|The first excerpt represents the past or something you must release, and is drawn from The Beasts of Tarzan by Edgar Rice Burroughs:
spasmodic efforts to breathe.
For several minutes the two lay thus, and then a sudden
convulsion of the giant carcass at the man's side, a tremor,
and a stiffening brought Tarzan to his knees beside the crocodile.
To his utter amazement he found that the beast was dead.
The slim knife had found a vulnerable spot in the scaly armour.
Staggering to his feet, the ape-man groped about the reeking,
oozy den. He found that he was imprisoned in a subterranean
chamber amply large enough to have accommodated a dozen or
more of the huge animals such as the one that had
dragged him thither.
The Beasts of Tarzan
|The second excerpt represents the present or the deciding factor of the moment, and is drawn from The Lesson of the Master by Henry James:
success is what I see - the pomp of Ennismore Gardens!"
"Success?" - St. George's eyes had a cold fine light. "Do you call
it success to be spoken of as you'd speak of me if you were sitting
here with another artist - a young man intelligent and sincere like
yourself? Do you call it success to make you blush - as you would
blush! - if some foreign critic (some fellow, of course I mean, who
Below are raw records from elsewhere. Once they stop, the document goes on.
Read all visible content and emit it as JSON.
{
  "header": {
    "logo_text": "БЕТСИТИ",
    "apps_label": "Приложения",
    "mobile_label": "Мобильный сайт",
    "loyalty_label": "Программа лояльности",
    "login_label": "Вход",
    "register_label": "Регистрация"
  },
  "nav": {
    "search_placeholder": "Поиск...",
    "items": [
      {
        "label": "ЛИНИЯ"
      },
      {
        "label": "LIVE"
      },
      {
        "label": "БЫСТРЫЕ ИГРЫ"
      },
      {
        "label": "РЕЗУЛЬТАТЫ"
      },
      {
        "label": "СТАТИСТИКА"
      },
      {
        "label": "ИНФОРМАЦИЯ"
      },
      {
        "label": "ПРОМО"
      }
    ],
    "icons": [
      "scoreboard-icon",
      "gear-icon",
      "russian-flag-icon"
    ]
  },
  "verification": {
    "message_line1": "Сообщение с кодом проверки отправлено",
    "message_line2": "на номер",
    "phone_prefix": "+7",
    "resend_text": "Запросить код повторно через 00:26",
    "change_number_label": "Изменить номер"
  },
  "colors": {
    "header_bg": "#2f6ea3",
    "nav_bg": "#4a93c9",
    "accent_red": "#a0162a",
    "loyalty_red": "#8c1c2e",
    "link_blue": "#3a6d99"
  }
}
should know what he was talking about and should have shown you he
did, as foreign critics like to show it) were to say to you: 'He's
the one, in this country, whom they consider the most perfect,
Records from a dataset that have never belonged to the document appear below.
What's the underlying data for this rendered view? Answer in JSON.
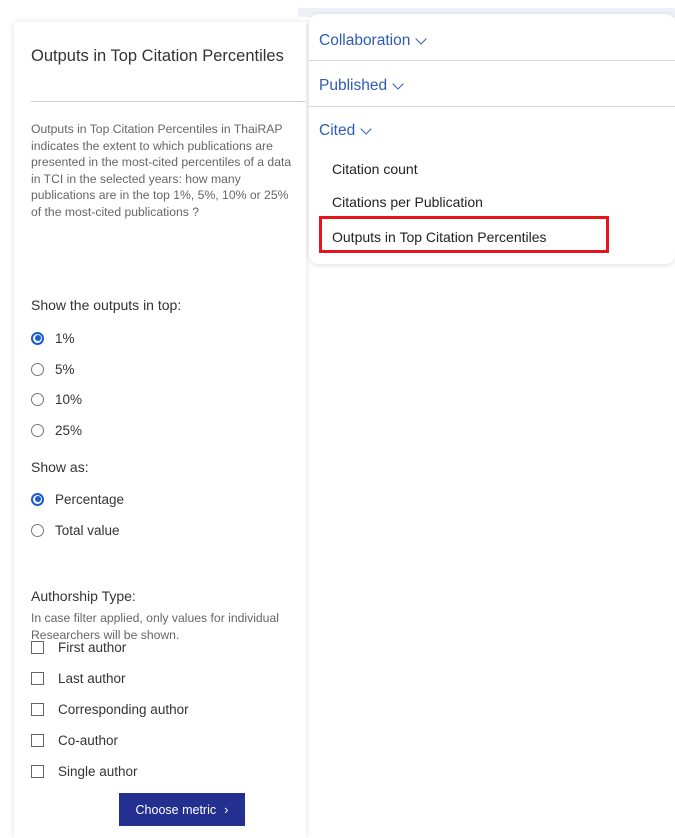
{
  "left_panel": {
    "title": "Outputs in Top Citation Percentiles",
    "description": "Outputs in Top Citation Percentiles in ThaiRAP indicates the extent to which publications are presented in the most-cited percentiles of a data in TCI in the selected years: how many publications are in the top 1%, 5%, 10% or 25% of the most-cited publications ?",
    "top_outputs": {
      "heading": "Show the outputs in top:",
      "options": [
        {
          "label": "1%",
          "checked": true
        },
        {
          "label": "5%",
          "checked": false
        },
        {
          "label": "10%",
          "checked": false
        },
        {
          "label": "25%",
          "checked": false
        }
      ]
    },
    "show_as": {
      "heading": "Show as:",
      "options": [
        {
          "label": "Percentage",
          "checked": true
        },
        {
          "label": "Total value",
          "checked": false
        }
      ]
    },
    "authorship": {
      "heading": "Authorship Type:",
      "note": "In case filter applied, only values for individual Researchers will be shown.",
      "options": [
        {
          "label": "First author",
          "checked": false
        },
        {
          "label": "Last author",
          "checked": false
        },
        {
          "label": "Corresponding author",
          "checked": false
        },
        {
          "label": "Co-author",
          "checked": false
        },
        {
          "label": "Single author",
          "checked": false
        }
      ]
    },
    "choose_button": {
      "label": "Choose metric",
      "icon": "chevron-right-icon"
    }
  },
  "right_menu": {
    "sections": [
      {
        "label": "Collaboration",
        "icon": "chevron-down-icon"
      },
      {
        "label": "Published",
        "icon": "chevron-down-icon"
      },
      {
        "label": "Cited",
        "icon": "chevron-down-icon"
      }
    ],
    "cited_items": [
      {
        "label": "Citation count"
      },
      {
        "label": "Citations per Publication"
      },
      {
        "label": "Outputs in Top Citation Percentiles",
        "highlighted": true
      }
    ]
  },
  "colors": {
    "accent": "#1a5bd1",
    "menu_link": "#2d5bb8",
    "button": "#23308f",
    "highlight": "#e8141b"
  }
}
isn't he?' Is it success to be the occasion of a young
Englishman's having to stammer as you would have to stammer at such
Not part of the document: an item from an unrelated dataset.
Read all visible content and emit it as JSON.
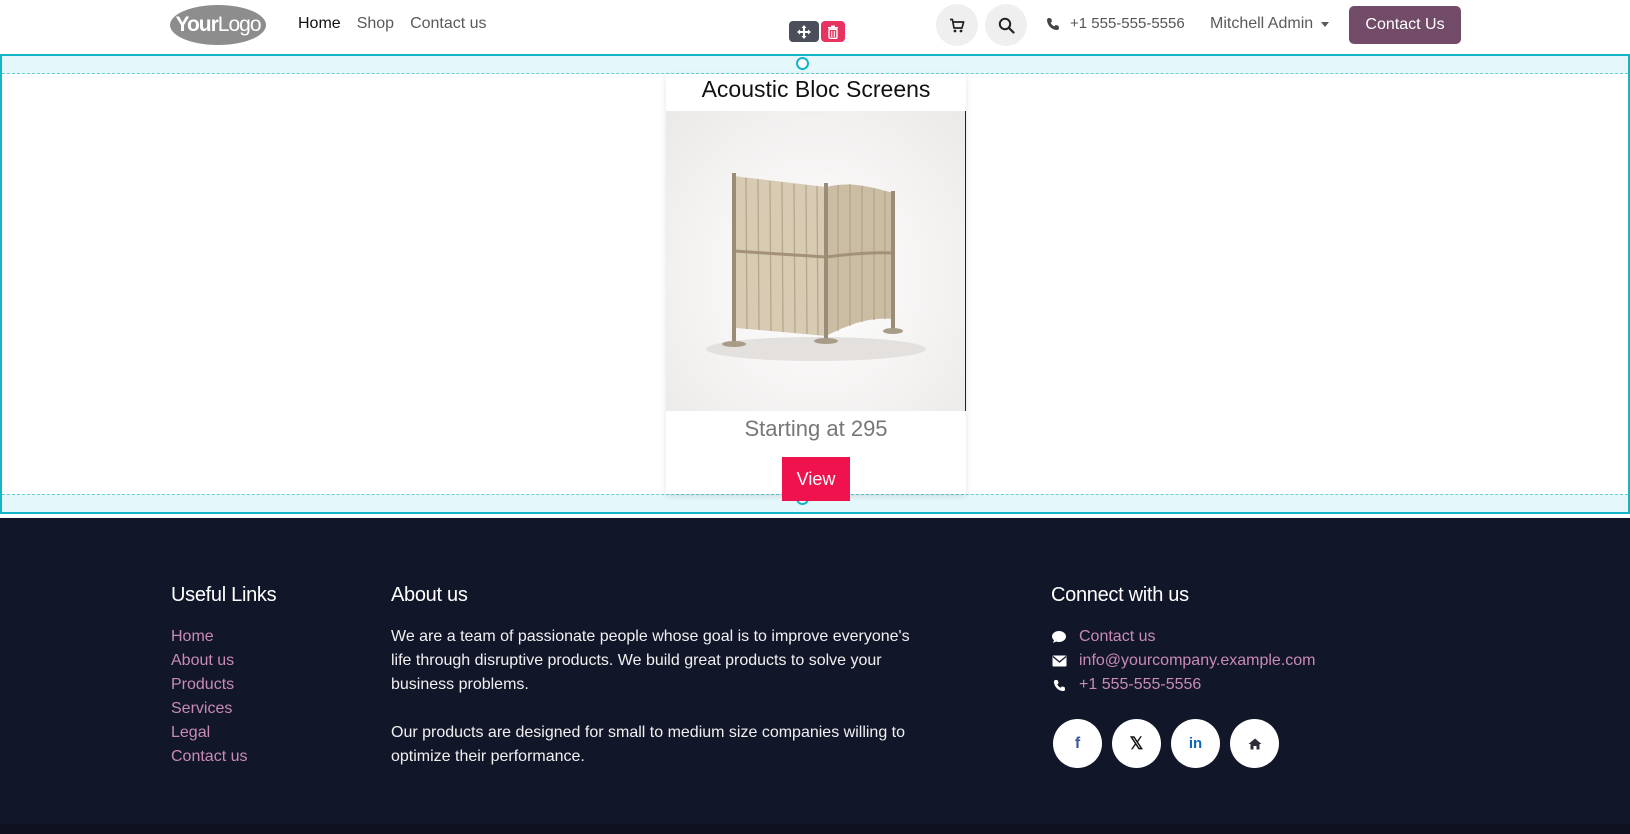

|The third excerpt represents the future or something you must embrace, and is drawn from The $30,000 Bequest and Other Stories by Mark Twain:
"Hold," said Elfonzo, "thy dashing steed." "Ride on," said Ambulinia,
"the voice of thunder is behind us." And onward they went,
with such rapidity that they very soon arrived at Rural Retreat,
where they dismounted, and were united with all the solemnities
that usually attend such divine operations. They passed the day
in thanksgiving and great rejoicing, and on that evening they
visited their uncle, where many of their friends and acquaintances
had gathered to congratulate them in the field of untainted bliss.
The kind old gentleman met them in the yard: "Well," said he, "I wish
I may die, Elfonzo, if you and Ambulinia haven't tied a knot with your
tongue that you can't untie with your teeth. But come in, come in,